No Identity Boundary

Ian Goddard (
Tue, 03 Mar 1998 04:37:50 -0500

Reilly Jones ( wrote:

>...there still is a subjective "I" separate from everything else in the
>universe. This separation is what makes it impossible for anyone to ever
>produce a valid scientific theory of consciousness, each individual
>consciousness is utterly unique and totally inaccessible.

IAN: OK, so you posit that because an identity is
unique it is separated and not connected to other
identities. While that is the prevailing case for
identity limitation, I can show that it is false:

Mr. Jones is uniquely short, indeed he is exactly
4 feet shorter (-4) than the next smallest adult,
Mr. Smith. So the numerical expression of the uni-
que identity attribute of Jones is -4, and from
where did Jones get his this attribute? Smith.

If the unique identity attribute of Jones comes
from relation to Smith, the claim that the unique
identity of Jones defines a separation between
Jones and Smith is inherently false.

So right there we have shown that unique identity
attributes * define * holistic unity, not deny it.

>You, Ian, cannot ever feel what I feel inside, nor can any experiment
>test any theory about what I feel, subjectivity is impenetrable.

IAN: True, but that limitation only defines a
limit on my nervous system, not my identity/self.
If the nerves to my right leg were cut, I could
never know how my "right leg feels inside," but
that does not impose a limit on that which is
properly defined as myself, i.e., my numb leg
is still properly defined as a part of Ian.

Therefore, the fact that you are a numb part
of me, relative to me, as I am to you, does
not mean that we fall outside the proper
defitnions of who each of us are, and
thus ID "seperation" is a fallacy.

>There is a boundary between "I" and the rest of the universe,
>and this boundary is definite, not indefinite.
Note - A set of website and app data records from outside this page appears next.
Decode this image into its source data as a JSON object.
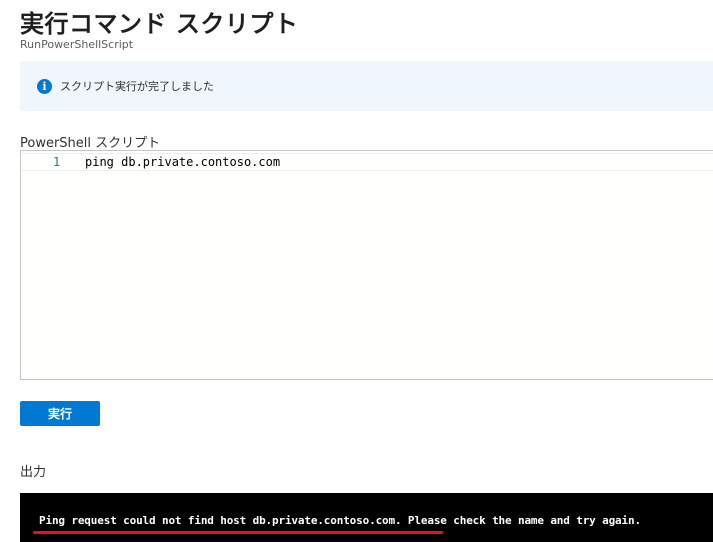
{
  "page": {
    "title": "実行コマンド スクリプト",
    "subtitle": "RunPowerShellScript"
  },
  "banner": {
    "icon": "info-icon",
    "icon_glyph": "i",
    "message": "スクリプト実行が完了しました",
    "accent_color": "#0078d4"
  },
  "editor": {
    "label": "PowerShell スクリプト",
    "lines": [
      {
        "number": "1",
        "code": "ping db.private.contoso.com"
      }
    ]
  },
  "actions": {
    "run_label": "実行",
    "run_color": "#0078d4"
  },
  "output": {
    "label": "出力",
    "text": "Ping request could not find host db.private.contoso.com. Please check the name and try again.",
    "annotation_color": "#e81123"
  }
}
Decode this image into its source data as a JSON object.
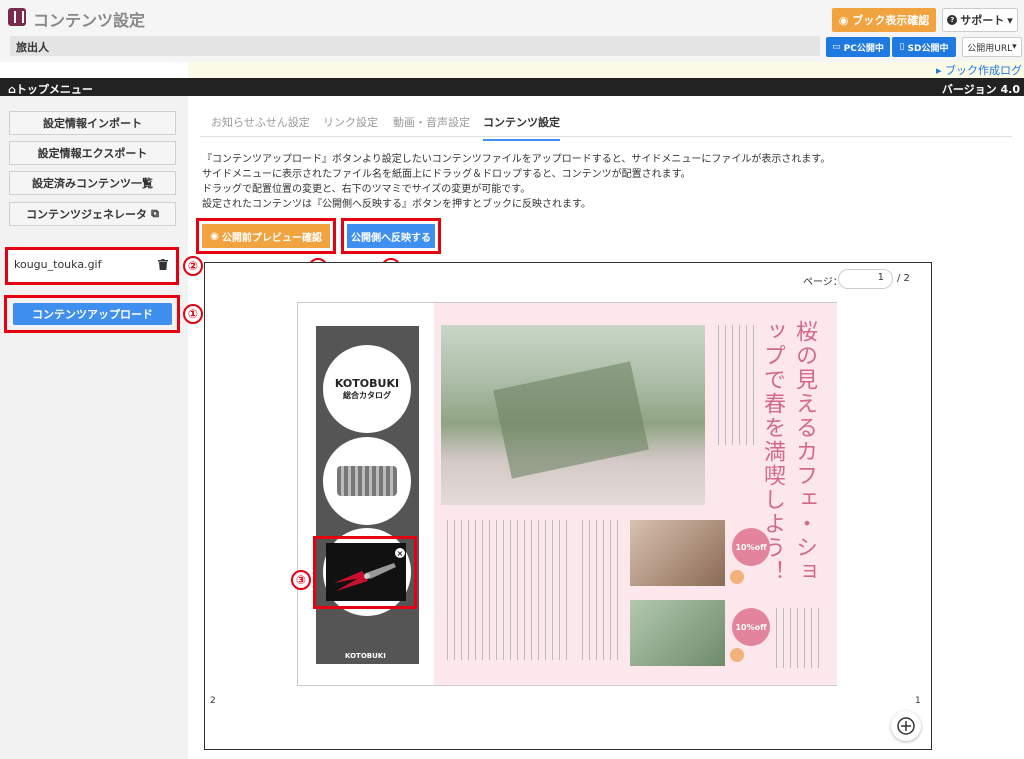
{
  "header": {
    "app_title": "コンテンツ設定",
    "preview_book_label": "ブック表示確認",
    "support_label": "サポート",
    "publisher_name": "旅出人",
    "pc_status": "PC公開中",
    "sd_status": "SD公開中",
    "public_url_label": "公開用URL",
    "create_log_link": "ブック作成ログ"
  },
  "nav": {
    "home_label": "トップメニュー",
    "version": "バージョン 4.0"
  },
  "sidebar": {
    "buttons": [
      "設定情報インポート",
      "設定情報エクスポート",
      "設定済みコンテンツ一覧",
      "コンテンツジェネレータ"
    ],
    "file_name": "kougu_touka.gif",
    "upload_label": "コンテンツアップロード"
  },
  "tabs": [
    "お知らせふせん設定",
    "リンク設定",
    "動画・音声設定",
    "コンテンツ設定"
  ],
  "description": [
    "『コンテンツアップロード』ボタンより設定したいコンテンツファイルをアップロードすると、サイドメニューにファイルが表示されます。",
    "サイドメニューに表示されたファイル名を紙面上にドラッグ＆ドロップすると、コンテンツが配置されます。",
    "ドラッグで配置位置の変更と、右下のツマミでサイズの変更が可能です。",
    "設定されたコンテンツは『公開側へ反映する』ボタンを押すとブックに反映されます。"
  ],
  "actions": {
    "preview_label": "公開前プレビュー確認",
    "publish_label": "公開側へ反映する"
  },
  "annotations": [
    "①",
    "②",
    "③",
    "④",
    "⑤"
  ],
  "viewer": {
    "page_label": "ページ：",
    "page_value": "1",
    "page_total": "/ 2",
    "left_page_num": "2",
    "right_page_num": "1",
    "zoom_symbol": "+"
  },
  "book": {
    "logo": "KOTOBUKI",
    "catalog": "総合カタログ",
    "footer_logo": "KOTOBUKI",
    "title": "桜の見えるカフェ・ショップで春を満喫しよう！",
    "discount": "10%off"
  },
  "colors": {
    "orange": "#f0a33e",
    "blue": "#3f8ff0",
    "annotation_red": "#e60012",
    "pink_page": "#fbe7ec"
  }
}
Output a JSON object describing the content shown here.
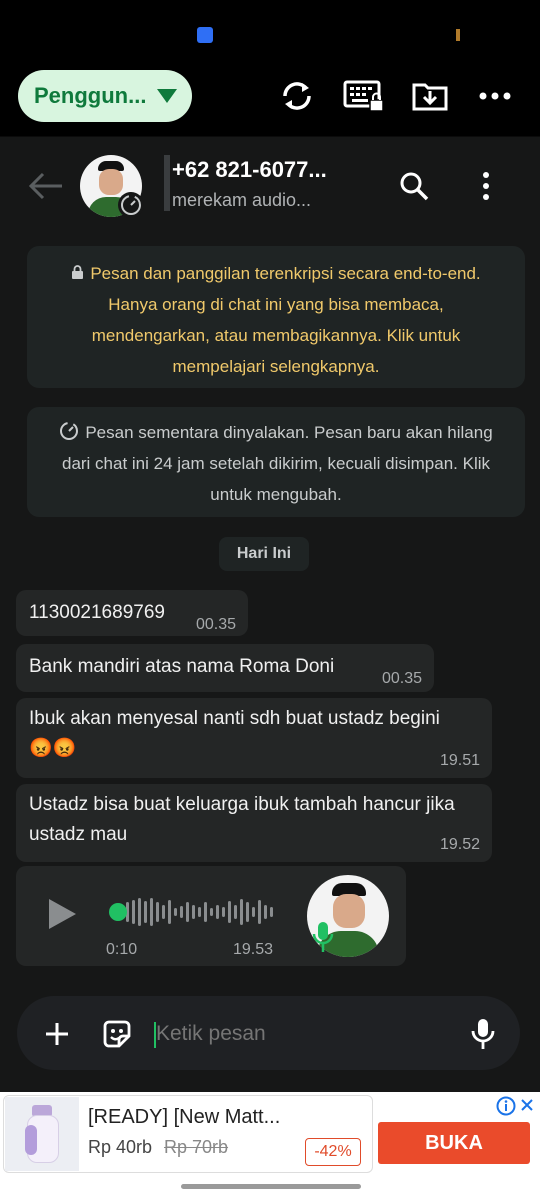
{
  "toolbar": {
    "user_pill": "Penggun...",
    "icons": [
      "refresh-icon",
      "keyboard-lock-icon",
      "download-folder-icon",
      "more-horizontal-icon"
    ]
  },
  "chat_header": {
    "name": "+62 821-6077...",
    "subtitle": "merekam audio..."
  },
  "system": {
    "encryption": "Pesan dan panggilan terenkripsi secara end-to-end. Hanya orang di chat ini yang bisa membaca, mendengarkan, atau membagikannya. Klik untuk mempelajari selengkapnya.",
    "ephemeral": "Pesan sementara dinyalakan. Pesan baru akan hilang dari chat ini 24 jam setelah dikirim, kecuali disimpan. Klik untuk mengubah.",
    "date_chip": "Hari Ini"
  },
  "messages": [
    {
      "text": "1130021689769",
      "time": "00.35"
    },
    {
      "text": "Bank mandiri atas nama Roma Doni",
      "time": "00.35"
    },
    {
      "text": "Ibuk akan menyesal nanti sdh buat ustadz begini 😡😡",
      "time": "19.51"
    },
    {
      "text": "Ustadz bisa buat keluarga ibuk tambah hancur jika ustadz mau",
      "time": "19.52"
    }
  ],
  "voice_note": {
    "duration": "0:10",
    "time": "19.53",
    "played_fraction": 0.0
  },
  "input": {
    "placeholder": "Ketik pesan"
  },
  "ad": {
    "title": "[READY] [New Matt...",
    "price": "Rp 40rb",
    "old_price": "Rp 70rb",
    "discount": "-42%",
    "button": "BUKA"
  },
  "colors": {
    "accent_green": "#21c063",
    "system_yellow": "#f0c96b",
    "bubble": "#242626",
    "ad_button": "#ea4b2b"
  }
}
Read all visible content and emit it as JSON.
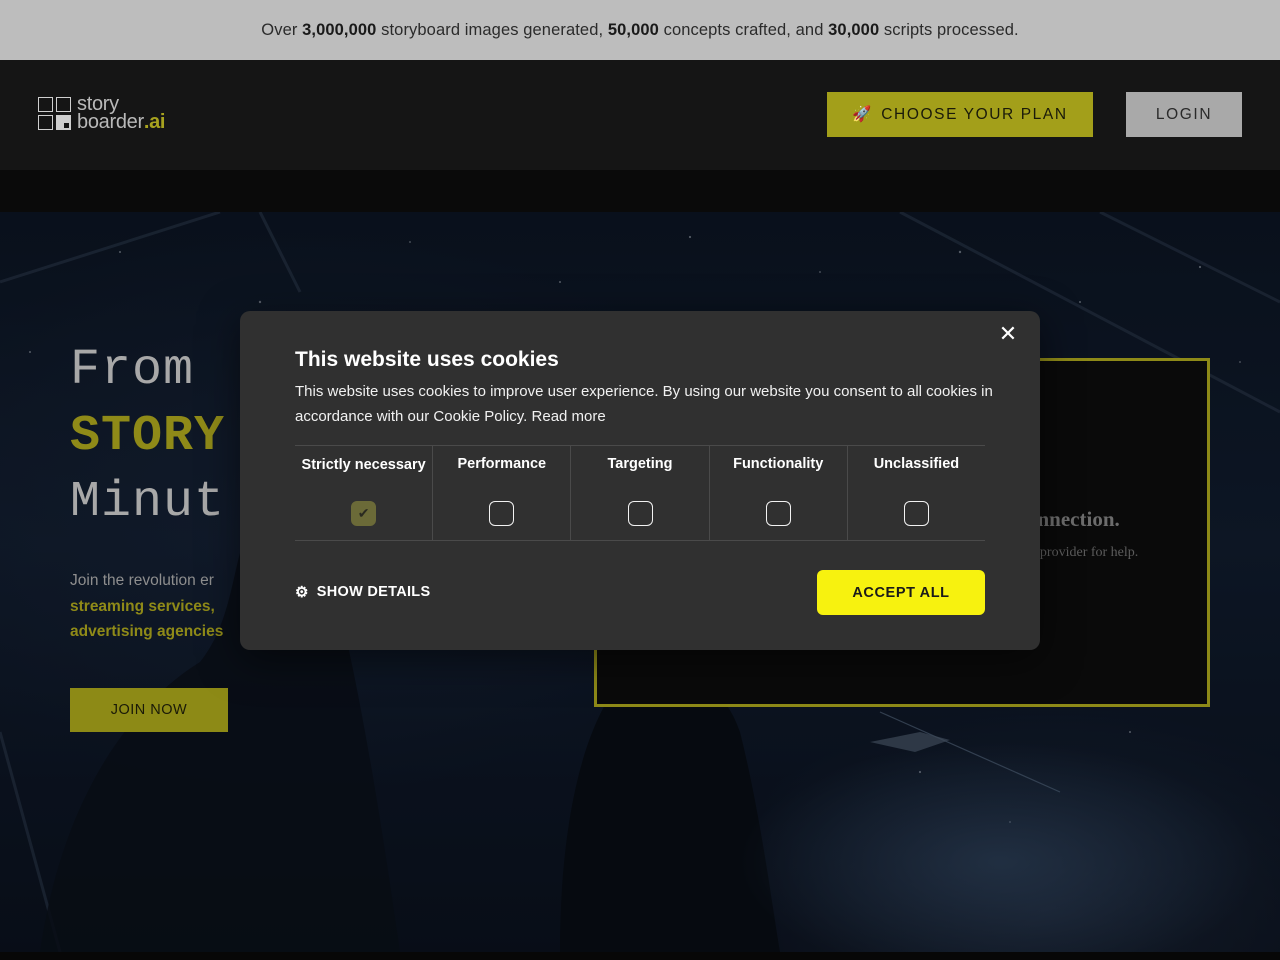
{
  "announcement": {
    "p1": "Over ",
    "n1": "3,000,000",
    "p2": " storyboard images generated, ",
    "n2": "50,000",
    "p3": " concepts crafted, and ",
    "n3": "30,000",
    "p4": " scripts processed."
  },
  "header": {
    "logo_word1": "story",
    "logo_word2": "boarder",
    "logo_suffix": ".ai",
    "plan_icon": "🚀",
    "plan_label": "CHOOSE YOUR PLAN",
    "login_label": "LOGIN"
  },
  "hero": {
    "line1": "From",
    "line2": "STORY",
    "line3": "Minut",
    "para_start": "Join the revolution er",
    "para_hl1": "streaming services,",
    "para_hl2": "advertising agencies",
    "join_label": "JOIN NOW"
  },
  "video": {
    "title": "onnection.",
    "subtitle": "ce provider for help."
  },
  "cookie": {
    "title": "This website uses cookies",
    "description": "This website uses cookies to improve user experience. By using our website you consent to all cookies in accordance with our Cookie Policy.",
    "read_more": "Read more",
    "close_icon": "close-icon",
    "categories": [
      {
        "label": "Strictly necessary",
        "checked": true
      },
      {
        "label": "Performance",
        "checked": false
      },
      {
        "label": "Targeting",
        "checked": false
      },
      {
        "label": "Functionality",
        "checked": false
      },
      {
        "label": "Unclassified",
        "checked": false
      }
    ],
    "show_details": "SHOW DETAILS",
    "accept_all": "ACCEPT ALL"
  },
  "colors": {
    "accent_olive": "#a39f1a",
    "accept_yellow": "#f7f20f",
    "modal_bg": "#303030"
  }
}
IAN: I think we just ran out of "definite."
The two cases for identity separation and
limitation, 1. uniqueness and 2. nervous
system limits, have been deconstructed.

>There really is something that gives coherency to the subjective
>"I" and that something constructs a boundary between one quark
>or bit of substance and the quark immediately next to it.

IAN: What is this "something."

VISIT Ian Williams Goddard ---->